_Task to complete_
Each of the lines below must be restated exactly.

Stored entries
========================

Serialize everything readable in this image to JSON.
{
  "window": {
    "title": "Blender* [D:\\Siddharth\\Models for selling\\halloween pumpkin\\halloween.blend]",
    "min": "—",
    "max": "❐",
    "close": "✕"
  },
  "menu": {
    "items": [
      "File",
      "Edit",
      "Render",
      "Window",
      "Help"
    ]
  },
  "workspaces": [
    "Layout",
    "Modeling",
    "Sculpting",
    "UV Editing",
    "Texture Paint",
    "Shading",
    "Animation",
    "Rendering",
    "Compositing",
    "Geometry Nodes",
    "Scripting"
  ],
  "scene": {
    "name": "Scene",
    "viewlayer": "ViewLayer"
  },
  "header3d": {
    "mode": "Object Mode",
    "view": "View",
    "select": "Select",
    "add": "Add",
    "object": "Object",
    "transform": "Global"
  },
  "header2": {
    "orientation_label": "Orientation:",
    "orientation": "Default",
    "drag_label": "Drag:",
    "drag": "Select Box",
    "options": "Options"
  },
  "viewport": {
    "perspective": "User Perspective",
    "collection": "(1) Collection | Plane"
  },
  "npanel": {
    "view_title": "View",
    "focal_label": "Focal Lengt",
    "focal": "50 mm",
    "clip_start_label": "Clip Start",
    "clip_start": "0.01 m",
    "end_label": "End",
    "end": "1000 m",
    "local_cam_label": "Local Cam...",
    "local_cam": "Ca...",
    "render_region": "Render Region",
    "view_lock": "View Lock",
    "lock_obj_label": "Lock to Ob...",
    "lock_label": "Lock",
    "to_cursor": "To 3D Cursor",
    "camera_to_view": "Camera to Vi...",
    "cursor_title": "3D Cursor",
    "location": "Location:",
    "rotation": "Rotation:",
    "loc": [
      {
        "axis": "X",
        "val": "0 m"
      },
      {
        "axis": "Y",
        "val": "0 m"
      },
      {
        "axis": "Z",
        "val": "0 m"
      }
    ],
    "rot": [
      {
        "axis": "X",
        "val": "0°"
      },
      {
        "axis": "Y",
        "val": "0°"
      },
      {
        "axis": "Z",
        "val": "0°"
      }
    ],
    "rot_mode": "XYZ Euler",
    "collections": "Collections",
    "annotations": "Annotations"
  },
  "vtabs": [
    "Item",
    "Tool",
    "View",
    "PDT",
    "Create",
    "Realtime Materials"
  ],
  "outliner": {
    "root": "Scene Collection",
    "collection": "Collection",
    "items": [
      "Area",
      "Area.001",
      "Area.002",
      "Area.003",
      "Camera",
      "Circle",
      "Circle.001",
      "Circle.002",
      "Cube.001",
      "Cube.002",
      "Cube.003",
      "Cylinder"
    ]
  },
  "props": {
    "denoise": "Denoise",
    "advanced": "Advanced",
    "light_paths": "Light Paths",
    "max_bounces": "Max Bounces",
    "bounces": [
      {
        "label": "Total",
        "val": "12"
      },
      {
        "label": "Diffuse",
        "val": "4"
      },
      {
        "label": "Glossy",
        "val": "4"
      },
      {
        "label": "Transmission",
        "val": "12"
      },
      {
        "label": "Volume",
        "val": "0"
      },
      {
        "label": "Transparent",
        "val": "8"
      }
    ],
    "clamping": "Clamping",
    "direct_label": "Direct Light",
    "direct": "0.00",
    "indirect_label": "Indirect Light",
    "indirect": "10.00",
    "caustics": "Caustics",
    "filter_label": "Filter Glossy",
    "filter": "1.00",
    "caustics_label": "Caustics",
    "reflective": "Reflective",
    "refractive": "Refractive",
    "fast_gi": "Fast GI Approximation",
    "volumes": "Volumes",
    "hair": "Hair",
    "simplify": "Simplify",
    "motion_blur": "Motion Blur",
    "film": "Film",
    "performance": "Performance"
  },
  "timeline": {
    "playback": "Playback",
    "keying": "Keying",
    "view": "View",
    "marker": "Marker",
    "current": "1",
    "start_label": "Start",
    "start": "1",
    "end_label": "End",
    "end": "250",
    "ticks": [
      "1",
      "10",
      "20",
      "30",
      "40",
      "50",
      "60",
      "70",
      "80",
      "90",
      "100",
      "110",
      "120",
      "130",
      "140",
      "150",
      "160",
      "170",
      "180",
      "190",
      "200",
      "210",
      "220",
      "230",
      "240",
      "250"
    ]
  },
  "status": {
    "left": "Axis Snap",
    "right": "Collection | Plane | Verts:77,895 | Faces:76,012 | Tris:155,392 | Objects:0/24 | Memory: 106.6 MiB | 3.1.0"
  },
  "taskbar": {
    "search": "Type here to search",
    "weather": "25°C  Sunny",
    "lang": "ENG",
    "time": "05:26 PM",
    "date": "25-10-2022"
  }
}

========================

_Exercise solution_
Serialize everything readable in this image to JSON.
{
  "window": {
    "title": "Blender* [D:\\Siddharth\\Models for selling\\halloween pumpkin\\halloween.blend]",
    "min": "—",
    "max": "❐",
    "close": "✕"
  },
  "menu": {
    "items": [
      "File",
      "Edit",
      "Render",
      "Window",
      "Help"
    ]
  },
  "workspaces": [
    "Layout",
    "Modeling",
    "Sculpting",
    "UV Editing",
    "Texture Paint",
    "Shading",
    "Animation",
    "Rendering",
    "Compositing",
    "Geometry Nodes",
    "Scripting"
  ],
  "scene": {
    "name": "Scene",
    "viewlayer": "ViewLayer"
  },
  "header3d": {
    "mode": "Object Mode",
    "view": "View",
    "select": "Select",
    "add": "Add",
    "object": "Object",
    "transform": "Global"
  },
  "header2": {
    "orientation_label": "Orientation:",
    "orientation": "Default",
    "drag_label": "Drag:",
    "drag": "Select Box",
    "options": "Options"
  },
  "viewport": {
    "perspective": "User Perspective",
    "collection": "(1) Collection | Plane"
  },
  "npanel": {
    "view_title": "View",
    "focal_label": "Focal Lengt",
    "focal": "50 mm",
    "clip_start_label": "Clip Start",
    "clip_start": "0.01 m",
    "end_label": "End",
    "end": "1000 m",
    "local_cam_label": "Local Cam...",
    "local_cam": "Ca...",
    "render_region": "Render Region",
    "view_lock": "View Lock",
    "lock_obj_label": "Lock to Ob...",
    "lock_label": "Lock",
    "to_cursor": "To 3D Cursor",
    "camera_to_view": "Camera to Vi...",
    "cursor_title": "3D Cursor",
    "location": "Location:",
    "rotation": "Rotation:",
    "loc": [
      {
        "axis": "X",
        "val": "0 m"
      },
      {
        "axis": "Y",
        "val": "0 m"
      },
      {
        "axis": "Z",
        "val": "0 m"
      }
    ],
    "rot": [
      {
        "axis": "X",
        "val": "0°"
      },
      {
        "axis": "Y",
        "val": "0°"
      },
      {
        "axis": "Z",
        "val": "0°"
      }
    ],
    "rot_mode": "XYZ Euler",
    "collections": "Collections",
    "annotations": "Annotations"
  },
  "vtabs": [
    "Item",
    "Tool",
    "View",
    "PDT",
    "Create",
    "Realtime Materials"
  ],
  "outliner": {
    "root": "Scene Collection",
    "collection": "Collection",
    "items": [
      "Area",
      "Area.001",
      "Area.002",
      "Area.003",
      "Camera",
      "Circle",
      "Circle.001",
      "Circle.002",
      "Cube.001",
      "Cube.002",
      "Cube.003",
      "Cylinder"
    ]
  },
  "props": {
    "denoise": "Denoise",
    "advanced": "Advanced",
    "light_paths": "Light Paths",
    "max_bounces": "Max Bounces",
    "bounces": [
      {
        "label": "Total",
        "val": "12"
      },
      {
        "label": "Diffuse",
        "val": "4"
      },
      {
        "label": "Glossy",
        "val": "4"
      },
      {
        "label": "Transmission",
        "val": "12"
      },
      {
        "label": "Volume",
        "val": "0"
      },
      {
        "label": "Transparent",
        "val": "8"
      }
    ],
    "clamping": "Clamping",
    "direct_label": "Direct Light",
    "direct": "0.00",
    "indirect_label": "Indirect Light",
    "indirect": "10.00",
    "caustics": "Caustics",
    "filter_label": "Filter Glossy",
    "filter": "1.00",
    "caustics_label": "Caustics",
    "reflective": "Reflective",
    "refractive": "Refractive",
    "fast_gi": "Fast GI Approximation",
    "volumes": "Volumes",
    "hair": "Hair",
    "simplify": "Simplify",
    "motion_blur": "Motion Blur",
    "film": "Film",
    "performance": "Performance"
  },
  "timeline": {
    "playback": "Playback",
    "keying": "Keying",
    "view": "View",
    "marker": "Marker",
    "current": "1",
    "start_label": "Start",
    "start": "1",
    "end_label": "End",
    "end": "250",
    "ticks": [
      "1",
      "10",
      "20",
      "30",
      "40",
      "50",
      "60",
      "70",
      "80",
      "90",
      "100",
      "110",
      "120",
      "130",
      "140",
      "150",
      "160",
      "170",
      "180",
      "190",
      "200",
      "210",
      "220",
      "230",
      "240",
      "250"
    ]
  },
  "status": {
    "left": "Axis Snap",
    "right": "Collection | Plane | Verts:77,895 | Faces:76,012 | Tris:155,392 | Objects:0/24 | Memory: 106.6 MiB | 3.1.0"
  },
  "taskbar": {
    "search": "Type here to search",
    "weather": "25°C  Sunny",
    "lang": "ENG",
    "time": "05:26 PM",
    "date": "25-10-2022"
  }
}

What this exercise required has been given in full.